Ajmal Masroor presented his own experiences growing up in the UK of tackling prejudice and extremism on the road to peace building. He spoke about the need first to reconcile within ones heart as the first step towards peace building and non violence and finding peace with enemies.

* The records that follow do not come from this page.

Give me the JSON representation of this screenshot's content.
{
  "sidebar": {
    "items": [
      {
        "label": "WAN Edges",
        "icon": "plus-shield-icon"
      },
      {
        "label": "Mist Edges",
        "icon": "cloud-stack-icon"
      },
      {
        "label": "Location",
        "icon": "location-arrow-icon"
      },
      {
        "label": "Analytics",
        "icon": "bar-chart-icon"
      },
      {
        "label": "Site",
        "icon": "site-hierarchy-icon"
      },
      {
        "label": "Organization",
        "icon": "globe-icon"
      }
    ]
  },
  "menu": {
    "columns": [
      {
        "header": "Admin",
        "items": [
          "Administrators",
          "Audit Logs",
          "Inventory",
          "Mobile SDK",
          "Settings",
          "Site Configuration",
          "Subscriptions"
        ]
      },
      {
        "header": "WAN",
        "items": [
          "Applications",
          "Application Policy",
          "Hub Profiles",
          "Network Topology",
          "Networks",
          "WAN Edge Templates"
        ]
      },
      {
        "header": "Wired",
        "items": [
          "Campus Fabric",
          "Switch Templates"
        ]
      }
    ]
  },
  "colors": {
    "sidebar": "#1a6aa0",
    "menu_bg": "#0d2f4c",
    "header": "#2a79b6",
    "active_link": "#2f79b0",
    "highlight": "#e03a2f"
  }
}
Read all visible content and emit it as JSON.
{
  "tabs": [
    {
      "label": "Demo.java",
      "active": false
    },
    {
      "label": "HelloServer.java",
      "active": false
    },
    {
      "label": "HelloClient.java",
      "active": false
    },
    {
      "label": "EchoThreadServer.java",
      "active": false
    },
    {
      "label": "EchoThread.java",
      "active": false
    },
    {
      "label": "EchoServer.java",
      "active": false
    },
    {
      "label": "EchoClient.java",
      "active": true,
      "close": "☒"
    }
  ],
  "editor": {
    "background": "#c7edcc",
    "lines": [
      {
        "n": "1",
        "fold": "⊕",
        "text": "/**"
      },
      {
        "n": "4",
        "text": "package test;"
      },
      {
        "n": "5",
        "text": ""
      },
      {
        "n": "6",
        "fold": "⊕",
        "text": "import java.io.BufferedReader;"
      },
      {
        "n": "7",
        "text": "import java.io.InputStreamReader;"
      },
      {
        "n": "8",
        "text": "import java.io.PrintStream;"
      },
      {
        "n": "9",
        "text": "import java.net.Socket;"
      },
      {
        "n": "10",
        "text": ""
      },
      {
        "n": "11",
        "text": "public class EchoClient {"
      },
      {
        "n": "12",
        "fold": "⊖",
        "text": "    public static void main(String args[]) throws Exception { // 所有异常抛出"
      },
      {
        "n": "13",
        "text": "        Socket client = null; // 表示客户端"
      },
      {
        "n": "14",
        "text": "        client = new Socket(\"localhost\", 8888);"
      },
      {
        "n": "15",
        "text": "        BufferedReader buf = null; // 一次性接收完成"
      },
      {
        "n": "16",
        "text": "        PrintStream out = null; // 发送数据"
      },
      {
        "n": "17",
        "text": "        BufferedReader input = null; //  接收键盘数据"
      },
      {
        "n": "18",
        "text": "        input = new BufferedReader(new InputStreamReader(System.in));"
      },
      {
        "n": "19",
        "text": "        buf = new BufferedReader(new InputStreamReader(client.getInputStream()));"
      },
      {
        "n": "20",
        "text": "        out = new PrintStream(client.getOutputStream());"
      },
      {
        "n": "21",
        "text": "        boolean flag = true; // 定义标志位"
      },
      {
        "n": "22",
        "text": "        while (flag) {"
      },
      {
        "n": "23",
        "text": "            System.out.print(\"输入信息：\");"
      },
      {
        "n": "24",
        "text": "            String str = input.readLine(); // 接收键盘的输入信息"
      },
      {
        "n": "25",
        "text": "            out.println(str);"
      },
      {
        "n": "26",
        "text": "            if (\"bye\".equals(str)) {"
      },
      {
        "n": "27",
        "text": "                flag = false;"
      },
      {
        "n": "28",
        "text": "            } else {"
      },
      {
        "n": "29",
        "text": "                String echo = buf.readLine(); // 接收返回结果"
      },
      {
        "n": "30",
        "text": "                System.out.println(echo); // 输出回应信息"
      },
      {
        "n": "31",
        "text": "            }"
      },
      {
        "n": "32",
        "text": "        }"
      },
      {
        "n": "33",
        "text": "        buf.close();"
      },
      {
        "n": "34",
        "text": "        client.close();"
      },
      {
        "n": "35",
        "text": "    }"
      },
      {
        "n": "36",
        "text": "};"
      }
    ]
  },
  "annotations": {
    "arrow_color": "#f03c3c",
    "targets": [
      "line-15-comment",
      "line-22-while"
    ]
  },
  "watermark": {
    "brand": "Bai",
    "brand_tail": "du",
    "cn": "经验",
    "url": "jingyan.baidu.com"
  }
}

Resolving conflicts in different Muslim contexts requires an understanding of the dynamic relationship between the Islamic tradition that unites Muslims and the unique geographical, cultural, historical and political contexts of each Muslim community that impacts specific tools for resolving conflicts. Islamic culture is not an ‘object’ that can be reified into one objective or dimension;” nor is it distributed uniformly among all Muslims. Culture is not a static entity that can be identified as a constant, but it is always in the making, constantly evolving and changing with the experiences and context of society. Furthermore, there is more than one Islamic culture depending on geography and demography as well as various subcultures, within each community. Therefore, conflict resolution practices in different Islamic countries such as Egypt, Indonesia, Afghanistan, and Palestine, amongst others, have various differences due to their unique contexts. Such an understanding of culture allows us to recognize that each Muslim community will have many internal paradoxes, subcultures, and identities. This perspective also recognizes that each Muslim responds to the realities and challenges of life in their own unique way influenced by the many identities and subcultures s/he is a part of. These contextual factors and cultural differences have also led to different understanding of Islamic teachings and practices. In fact, as long as they do not contradict Islamic teachings, local customs (urf) are often considered a source of Islamic law.
In this regard, Professor Abu Nimer addressed some key issues surrounding the context of peace building within Islam. Looking at peace building within an Islamic context has to deal with the concept of justice and dignity. There is heavy emphasis on public image and the role of third parties cannot be underestimated whilst a lot is dependent on relationship building. Professor Abu Nimer also pointed out that a lot of the communities where peacebuilding is needed are burdened by colonial history adding additional challenges to narratives of coexistence and non violent resolutions of conflict.
The seminar touched very briefly on various community conflict resolution mechanisms that have been developed and effective applied to resolve conflicts in the Muslim world such as wasata (mediation), sulha (reconciliation) and hewar (dialogue).
Please click here to view a video of the proceedings (video courtesy of IoFC)
A selection of photos are presented below courtesy of Jonty Herman and Amaani Niyaz